(Dataset items)

# # #

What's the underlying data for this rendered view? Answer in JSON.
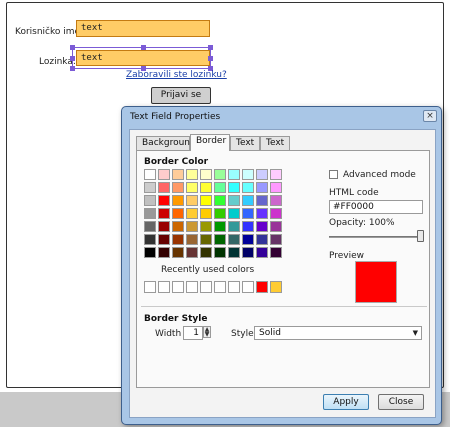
{
  "mockup": {
    "username_label": "Korisničko ime:",
    "username_value": "text",
    "password_label": "Lozinka:",
    "password_value": "text",
    "forgot_link": "Zaboravili ste lozinku?",
    "login_button": "Prijavi se"
  },
  "dialog": {
    "title": "Text Field Properties",
    "close_glyph": "×",
    "tabs": [
      {
        "label": "Background",
        "active": false
      },
      {
        "label": "Border",
        "active": true
      },
      {
        "label": "Text",
        "active": false
      },
      {
        "label": "Text",
        "active": false
      }
    ],
    "border_color": {
      "section_title": "Border Color",
      "swatch_rows": [
        [
          "#ffffff",
          "#ffcccc",
          "#ffcc99",
          "#ffff99",
          "#ffffcc",
          "#99ff99",
          "#99ffff",
          "#ccffff",
          "#ccccff",
          "#ffccff"
        ],
        [
          "#cccccc",
          "#ff6666",
          "#ff9966",
          "#ffff66",
          "#ffff33",
          "#66ff99",
          "#33ffff",
          "#66ffff",
          "#9999ff",
          "#ff99ff"
        ],
        [
          "#c0c0c0",
          "#ff0000",
          "#ff9900",
          "#ffcc66",
          "#ffff00",
          "#33ff33",
          "#66cccc",
          "#33ccff",
          "#6666cc",
          "#cc66cc"
        ],
        [
          "#999999",
          "#cc0000",
          "#ff6600",
          "#ffcc33",
          "#ffcc00",
          "#33cc00",
          "#00cccc",
          "#3366ff",
          "#6633ff",
          "#cc33cc"
        ],
        [
          "#666666",
          "#990000",
          "#cc6600",
          "#cc9933",
          "#999900",
          "#009900",
          "#339999",
          "#3333ff",
          "#6600cc",
          "#993399"
        ],
        [
          "#333333",
          "#660000",
          "#993300",
          "#996633",
          "#666600",
          "#006600",
          "#336666",
          "#000099",
          "#333399",
          "#663366"
        ],
        [
          "#000000",
          "#330000",
          "#663300",
          "#663333",
          "#333300",
          "#003300",
          "#003333",
          "#000066",
          "#330099",
          "#330033"
        ]
      ],
      "recent_label": "Recently used colors",
      "recent_colors": [
        "#ffffff",
        "#ffffff",
        "#ffffff",
        "#ffffff",
        "#ffffff",
        "#ffffff",
        "#ffffff",
        "#ffffff",
        "#ff0000",
        "#ffcc33"
      ],
      "advanced_mode_label": "Advanced mode",
      "advanced_mode_checked": false,
      "html_code_label": "HTML code",
      "html_code_value": "#FF0000",
      "opacity_label": "Opacity: 100%",
      "opacity": 1.0,
      "preview_label": "Preview",
      "preview_color": "#ff0000"
    },
    "border_style": {
      "section_title": "Border Style",
      "width_label": "Width",
      "width_value": "1",
      "style_label": "Style",
      "style_value": "Solid"
    },
    "apply_label": "Apply",
    "close_label": "Close"
  },
  "colors": {
    "textfield_fill": "#ffcc66",
    "selection": "#7b5bd6",
    "link": "#1a3fa8",
    "dialog_frame": "#a9c6e6"
  }
}
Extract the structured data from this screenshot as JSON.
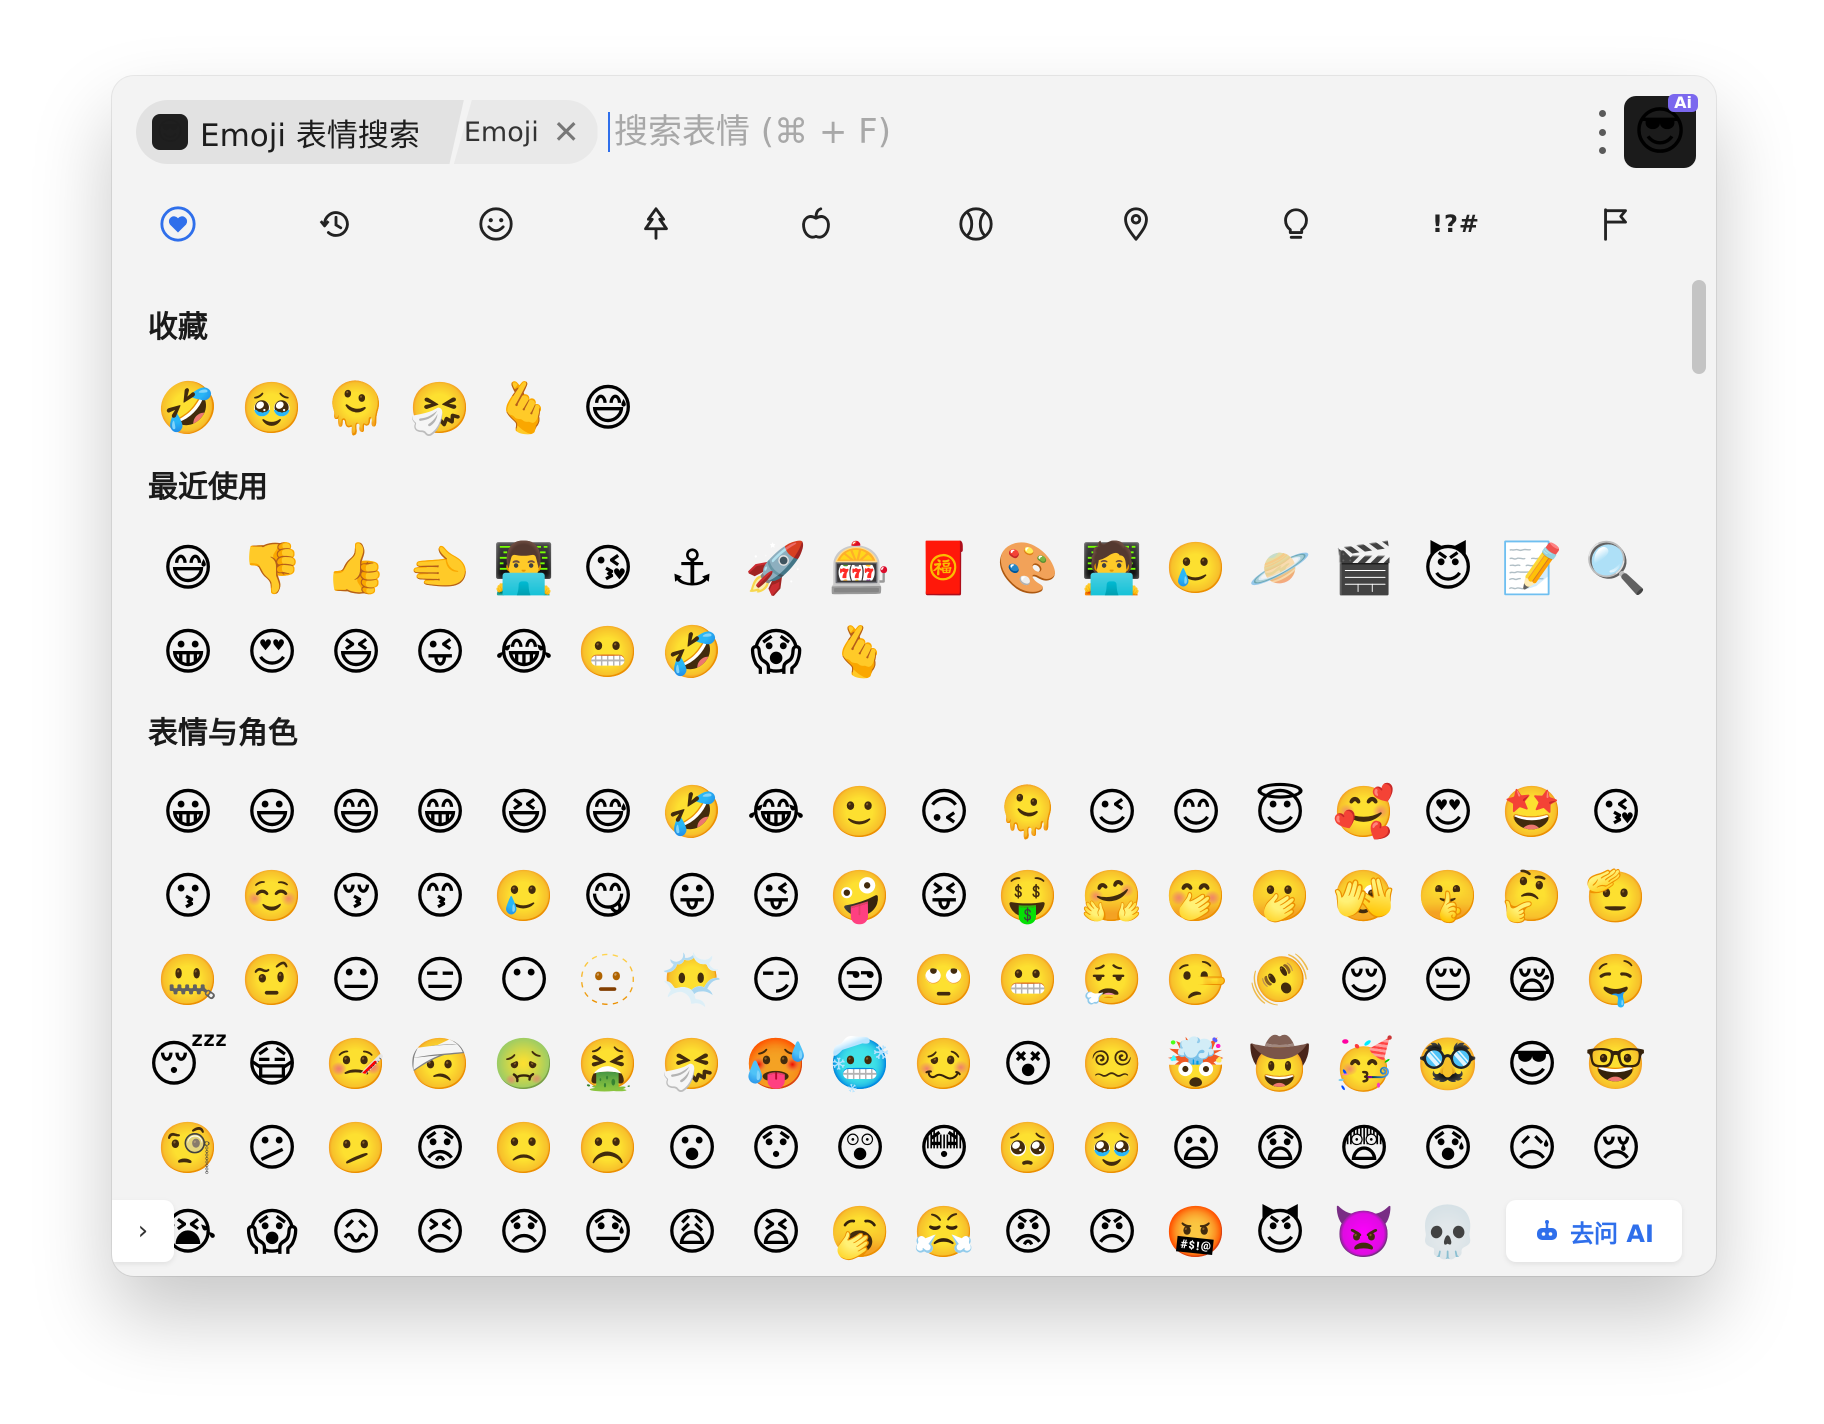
{
  "header": {
    "tab_title": "Emoji 表情搜索",
    "tab_logo": "😎",
    "sub_tab": "Emoji",
    "close_glyph": "✕",
    "search_placeholder": "搜索表情 (⌘ + F)",
    "app_logo": "😎",
    "ai_badge": "Ai"
  },
  "categories": [
    {
      "name": "favorites-heart-icon",
      "active": true
    },
    {
      "name": "recent-clock-icon"
    },
    {
      "name": "smiley-icon"
    },
    {
      "name": "nature-tree-icon"
    },
    {
      "name": "food-apple-icon"
    },
    {
      "name": "activity-ball-icon"
    },
    {
      "name": "travel-pin-icon"
    },
    {
      "name": "objects-bulb-icon"
    },
    {
      "name": "symbols-icon",
      "label": "!?#"
    },
    {
      "name": "flags-icon"
    }
  ],
  "accent_color": "#2f6feb",
  "sections": {
    "favorites": {
      "title": "收藏",
      "emojis": [
        "🤣",
        "🥹",
        "🫠",
        "🤧",
        "🫰",
        "😅"
      ]
    },
    "recent": {
      "title": "最近使用",
      "emojis": [
        "😅",
        "👎",
        "👍",
        "🫲",
        "👨‍💻",
        "😘",
        "⚓",
        "🚀",
        "🎰",
        "🧧",
        "🎨",
        "🧑‍💻",
        "🥲",
        "🪐",
        "🎬",
        "😈",
        "📝",
        "🔍",
        "😀",
        "😍",
        "😆",
        "😜",
        "😂",
        "😬",
        "🤣",
        "😱",
        "🫰"
      ]
    },
    "smileys": {
      "title": "表情与角色",
      "emojis": [
        "😀",
        "😃",
        "😄",
        "😁",
        "😆",
        "😅",
        "🤣",
        "😂",
        "🙂",
        "🙃",
        "🫠",
        "😉",
        "😊",
        "😇",
        "🥰",
        "😍",
        "🤩",
        "😘",
        "😗",
        "☺️",
        "😚",
        "😙",
        "🥲",
        "😋",
        "😛",
        "😜",
        "🤪",
        "😝",
        "🤑",
        "🤗",
        "🤭",
        "🫢",
        "🫣",
        "🤫",
        "🤔",
        "🫡",
        "🤐",
        "🤨",
        "😐",
        "😑",
        "😶",
        "🫥",
        "😶‍🌫️",
        "😏",
        "😒",
        "🙄",
        "😬",
        "😮‍💨",
        "🤥",
        "🫨",
        "😌",
        "😔",
        "😪",
        "🤤",
        "😴",
        "😷",
        "🤒",
        "🤕",
        "🤢",
        "🤮",
        "🤧",
        "🥵",
        "🥶",
        "🥴",
        "😵",
        "😵‍💫",
        "🤯",
        "🤠",
        "🥳",
        "🥸",
        "😎",
        "🤓",
        "🧐",
        "😕",
        "🫤",
        "😟",
        "🙁",
        "☹️",
        "😮",
        "😯",
        "😲",
        "😳",
        "🥺",
        "🥹",
        "😦",
        "😧",
        "😨",
        "😰",
        "😥",
        "😢",
        "😭",
        "😱",
        "😖",
        "😣",
        "😞",
        "😓",
        "😩",
        "😫",
        "🥱",
        "😤",
        "😡",
        "😠",
        "🤬",
        "😈",
        "👿",
        "💀"
      ]
    }
  },
  "footer": {
    "expand_glyph": "›",
    "ask_ai_label": "去问 AI"
  }
}
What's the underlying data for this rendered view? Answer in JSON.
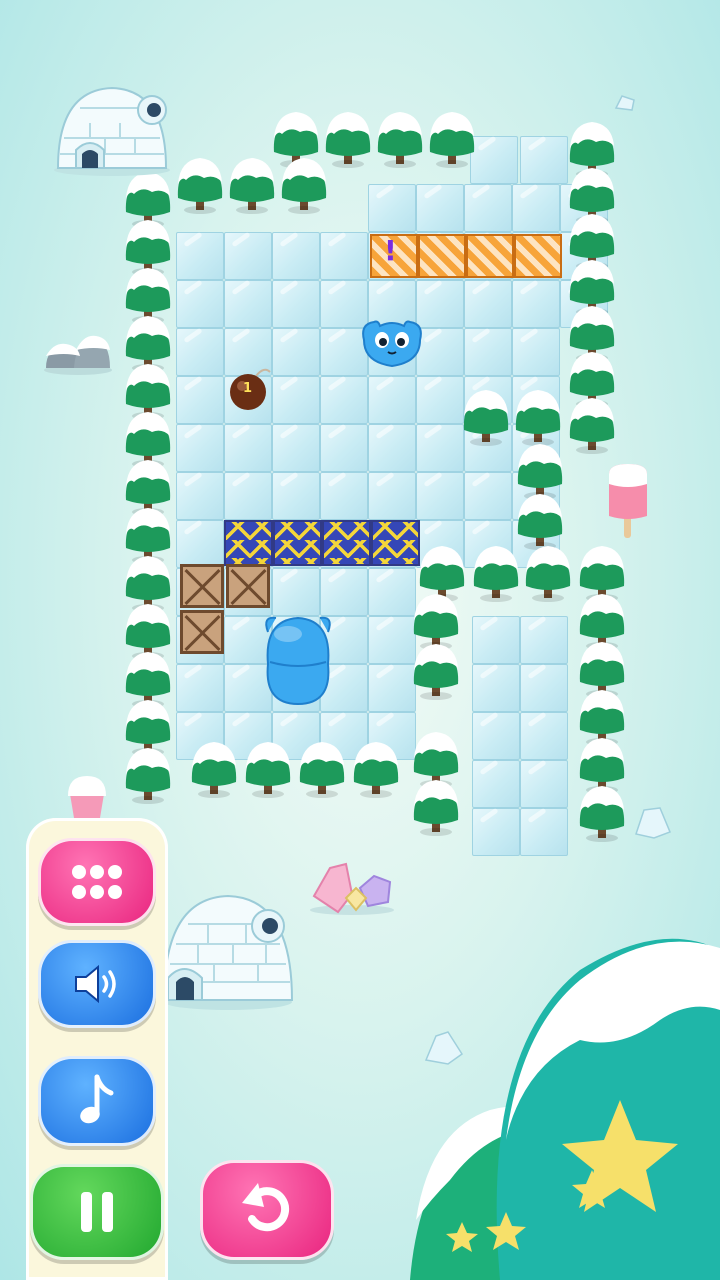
{
  "colors": {
    "ice": "#c9ecf4",
    "tree_green": "#1d9a5b",
    "snow": "#ffffff",
    "jelly_blue": "#3ba9f0",
    "hazard_orange": "#f7a43a",
    "arrow_blue": "#3547b7",
    "arrow_yellow": "#f4d63a",
    "button_pink": "#f0368f",
    "button_blue": "#1e7ee8",
    "button_green": "#31b83b"
  },
  "board": {
    "bomb_counter": "1",
    "switch_symbol": "!"
  },
  "controls": {
    "menu": {
      "icon": "grid-dots-icon"
    },
    "sound": {
      "icon": "speaker-icon"
    },
    "music": {
      "icon": "music-note-icon"
    },
    "pause": {
      "icon": "pause-icon"
    },
    "restart": {
      "icon": "restart-arrow-icon"
    }
  }
}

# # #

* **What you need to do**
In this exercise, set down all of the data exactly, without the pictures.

* **Task answer**
What's the underlying data for this rendered view? Answer in JSON.
{
  "mockup": {
    "username_label": "Korisničko ime:",
    "username_value": "text",
    "password_label": "Lozinka:",
    "password_value": "text",
    "forgot_link": "Zaboravili ste lozinku?",
    "login_button": "Prijavi se"
  },
  "dialog": {
    "title": "Text Field Properties",
    "close_glyph": "×",
    "tabs": [
      {
        "label": "Background",
        "active": false
      },
      {
        "label": "Border",
        "active": true
      },
      {
        "label": "Text",
        "active": false
      },
      {
        "label": "Text",
        "active": false
      }
    ],
    "border_color": {
      "section_title": "Border Color",
      "swatch_rows": [
        [
          "#ffffff",
          "#ffcccc",
          "#ffcc99",
          "#ffff99",
          "#ffffcc",
          "#99ff99",
          "#99ffff",
          "#ccffff",
          "#ccccff",
          "#ffccff"
        ],
        [
          "#cccccc",
          "#ff6666",
          "#ff9966",
          "#ffff66",
          "#ffff33",
          "#66ff99",
          "#33ffff",
          "#66ffff",
          "#9999ff",
          "#ff99ff"
        ],
        [
          "#c0c0c0",
          "#ff0000",
          "#ff9900",
          "#ffcc66",
          "#ffff00",
          "#33ff33",
          "#66cccc",
          "#33ccff",
          "#6666cc",
          "#cc66cc"
        ],
        [
          "#999999",
          "#cc0000",
          "#ff6600",
          "#ffcc33",
          "#ffcc00",
          "#33cc00",
          "#00cccc",
          "#3366ff",
          "#6633ff",
          "#cc33cc"
        ],
        [
          "#666666",
          "#990000",
          "#cc6600",
          "#cc9933",
          "#999900",
          "#009900",
          "#339999",
          "#3333ff",
          "#6600cc",
          "#993399"
        ],
        [
          "#333333",
          "#660000",
          "#993300",
          "#996633",
          "#666600",
          "#006600",
          "#336666",
          "#000099",
          "#333399",
          "#663366"
        ],
        [
          "#000000",
          "#330000",
          "#663300",
          "#663333",
          "#333300",
          "#003300",
          "#003333",
          "#000066",
          "#330099",
          "#330033"
        ]
      ],
      "recent_label": "Recently used colors",
      "recent_colors": [
        "#ffffff",
        "#ffffff",
        "#ffffff",
        "#ffffff",
        "#ffffff",
        "#ffffff",
        "#ffffff",
        "#ffffff",
        "#ff0000",
        "#ffcc33"
      ],
      "advanced_mode_label": "Advanced mode",
      "advanced_mode_checked": false,
      "html_code_label": "HTML code",
      "html_code_value": "#FF0000",
      "opacity_label": "Opacity: 100%",
      "opacity": 1.0,
      "preview_label": "Preview",
      "preview_color": "#ff0000"
    },
    "border_style": {
      "section_title": "Border Style",
      "width_label": "Width",
      "width_value": "1",
      "style_label": "Style",
      "style_value": "Solid"
    },
    "apply_label": "Apply",
    "close_label": "Close"
  },
  "colors": {
    "textfield_fill": "#ffcc66",
    "selection": "#7b5bd6",
    "link": "#1a3fa8",
    "dialog_frame": "#a9c6e6"
  }
}
Extract the structured data from this screenshot as JSON.
{
  "header": {
    "tab_title": "Emoji 表情搜索",
    "tab_logo": "😎",
    "sub_tab": "Emoji",
    "close_glyph": "✕",
    "search_placeholder": "搜索表情 (⌘ + F)",
    "app_logo": "😎",
    "ai_badge": "Ai"
  },
  "categories": [
    {
      "name": "favorites-heart-icon",
      "active": true
    },
    {
      "name": "recent-clock-icon"
    },
    {
      "name": "smiley-icon"
    },
    {
      "name": "nature-tree-icon"
    },
    {
      "name": "food-apple-icon"
    },
    {
      "name": "activity-ball-icon"
    },
    {
      "name": "travel-pin-icon"
    },
    {
      "name": "objects-bulb-icon"
    },
    {
      "name": "symbols-icon",
      "label": "!?#"
    },
    {
      "name": "flags-icon"
    }
  ],
  "accent_color": "#2f6feb",
  "sections": {
    "favorites": {
      "title": "收藏",
      "emojis": [
        "🤣",
        "🥹",
        "🫠",
        "🤧",
        "🫰",
        "😅"
      ]
    },
    "recent": {
      "title": "最近使用",
      "emojis": [
        "😅",
        "👎",
        "👍",
        "🫲",
        "👨‍💻",
        "😘",
        "⚓",
        "🚀",
        "🎰",
        "🧧",
        "🎨",
        "🧑‍💻",
        "🥲",
        "🪐",
        "🎬",
        "😈",
        "📝",
        "🔍",
        "😀",
        "😍",
        "😆",
        "😜",
        "😂",
        "😬",
        "🤣",
        "😱",
        "🫰"
      ]
    },
    "smileys": {
      "title": "表情与角色",
      "emojis": [
        "😀",
        "😃",
        "😄",
        "😁",
        "😆",
        "😅",
        "🤣",
        "😂",
        "🙂",
        "🙃",
        "🫠",
        "😉",
        "😊",
        "😇",
        "🥰",
        "😍",
        "🤩",
        "😘",
        "😗",
        "☺️",
        "😚",
        "😙",
        "🥲",
        "😋",
        "😛",
        "😜",
        "🤪",
        "😝",
        "🤑",
        "🤗",
        "🤭",
        "🫢",
        "🫣",
        "🤫",
        "🤔",
        "🫡",
        "🤐",
        "🤨",
        "😐",
        "😑",
        "😶",
        "🫥",
        "😶‍🌫️",
        "😏",
        "😒",
        "🙄",
        "😬",
        "😮‍💨",
        "🤥",
        "🫨",
        "😌",
        "😔",
        "😪",
        "🤤",
        "😴",
        "😷",
        "🤒",
        "🤕",
        "🤢",
        "🤮",
        "🤧",
        "🥵",
        "🥶",
        "🥴",
        "😵",
        "😵‍💫",
        "🤯",
        "🤠",
        "🥳",
        "🥸",
        "😎",
        "🤓",
        "🧐",
        "😕",
        "🫤",
        "😟",
        "🙁",
        "☹️",
        "😮",
        "😯",
        "😲",
        "😳",
        "🥺",
        "🥹",
        "😦",
        "😧",
        "😨",
        "😰",
        "😥",
        "😢",
        "😭",
        "😱",
        "😖",
        "😣",
        "😞",
        "😓",
        "😩",
        "😫",
        "🥱",
        "😤",
        "😡",
        "😠",
        "🤬",
        "😈",
        "👿",
        "💀"
      ]
    }
  },
  "footer": {
    "expand_glyph": "›",
    "ask_ai_label": "去问 AI"
  }
}
What's the underlying data for this rendered view? Answer in JSON.
{
  "colors": {
    "ice": "#c9ecf4",
    "tree_green": "#1d9a5b",
    "snow": "#ffffff",
    "jelly_blue": "#3ba9f0",
    "hazard_orange": "#f7a43a",
    "arrow_blue": "#3547b7",
    "arrow_yellow": "#f4d63a",
    "button_pink": "#f0368f",
    "button_blue": "#1e7ee8",
    "button_green": "#31b83b"
  },
  "board": {
    "bomb_counter": "1",
    "switch_symbol": "!"
  },
  "controls": {
    "menu": {
      "icon": "grid-dots-icon"
    },
    "sound": {
      "icon": "speaker-icon"
    },
    "music": {
      "icon": "music-note-icon"
    },
    "pause": {
      "icon": "pause-icon"
    },
    "restart": {
      "icon": "restart-arrow-icon"
    }
  }
}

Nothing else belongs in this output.